The more I read about the infrastructure being (and already) built in the Netherlands I am convinced that our approach is not going to work.
From the article:
It was opened 61 years ago and it still qualifies as exceptional cycling infrastructure: the bicycle roundabout in Arnhem at Airborne Square. The Netherlands has several so-called ‘bear pits’; cycle roundabouts at a lower level than the intersection for motor traffic. This was the second one, modelled after the example of Utrecht (which was opened in 1943). One of the other examples can be found in Eindhoven, and a brand new one was recently built in Sint-Michielsgestel.
There are at least two things that are clear indicators that we do not understand what will make our infrastructure safest:
- FAQ Cycling In Amsterdam (PDF)
- We are building on-street bike lanes (for the most part) on streets where the speed differential between bicycles and cars is insanely large. In Amsterdam the on-street bike lane is reserved for streets where the maximum speed for all vehicles is 30 kph.
- The remainder of the bulk of bike infrastructure is dedicated ‘cycle tracks‘. These are bikeways that do not share space with automobiles at all. On fact this roundabout is clear evidence that often such ‘cycle tracks‘ are on an entirely different level than motor vehicles traffic.
When you are as conservative as the Dutch are about their bike infrastructure you can understand why they have so few accidents. But the difference between what they have and what we have is more ‘not so much about absenting cars from the road‘, but rather about carving out a niche for cyclists that is wholly other.
I believe the nuance here is significant. It goes to the heart of the matter of dealing with transportation. When you are willing to pay for what is essentially a network of bicycle ‘superhighways‘ you end up an entirely different look and feel to the topography of the bicycle landscape.
For instance these floating rings that are built in the Dutch countryside that serve as interchanges for cycle tracks intersecting from various places is not some sort of ‘shoe horning‘ process. You do not get that kind of infrastructure out of a can of green paint and a box of PVC bollards. We should be ashamed of ourselves for accepting anything less than honest-to-goodness Dutch-style infrastructure.
But out problem is that we are frantic about getting something, anything done before the money being doled out begins to be counted. But the real problem is not that funding might be pulled, but rather that after a few more years of this ‘slipshod‘ approach followed up by lackluster data results we are going to have to answer for our contention that bicycle infrastructure makes everyone safer.
Clearly what we are building is nothing like what is being built and evidently has been built in Amsterdam for nearly 6 decades! Our so-called Urban Cycling Community is likely going to take one of two approaches to the bad news which will inevitably follow all of this fruitless infrastructure creation:

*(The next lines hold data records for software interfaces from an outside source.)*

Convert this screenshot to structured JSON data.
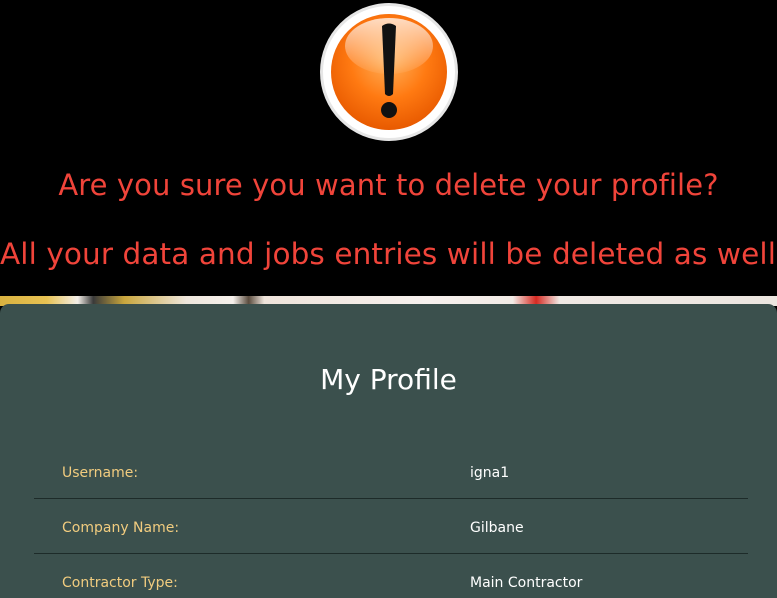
{
  "alert": {
    "icon": "exclamation-warning-icon",
    "icon_color": "#ff7a12",
    "line1": "Are you sure you want to delete your profile?",
    "line2": "All your data and jobs entries will be deleted as well!",
    "text_color": "#f0443a"
  },
  "profile": {
    "title": "My Profile",
    "background_color": "#3b504d",
    "label_color": "#f1cc7f",
    "rows": [
      {
        "label": "Username:",
        "value": "igna1"
      },
      {
        "label": "Company Name:",
        "value": "Gilbane"
      },
      {
        "label": "Contractor Type:",
        "value": "Main Contractor"
      }
    ]
  }
}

- They will do what they did with the last round of ‘bad news‘ from the Governors’ Report and ‘blame the messenger‘. And if that ploy does not work…
- There will be finger pointing at either the municipal DOTs where this crappy infrastructure was situated or better yet…
- The blame will be shifted to the state DOTs where distance makes the confrontation a bit less personally devastating.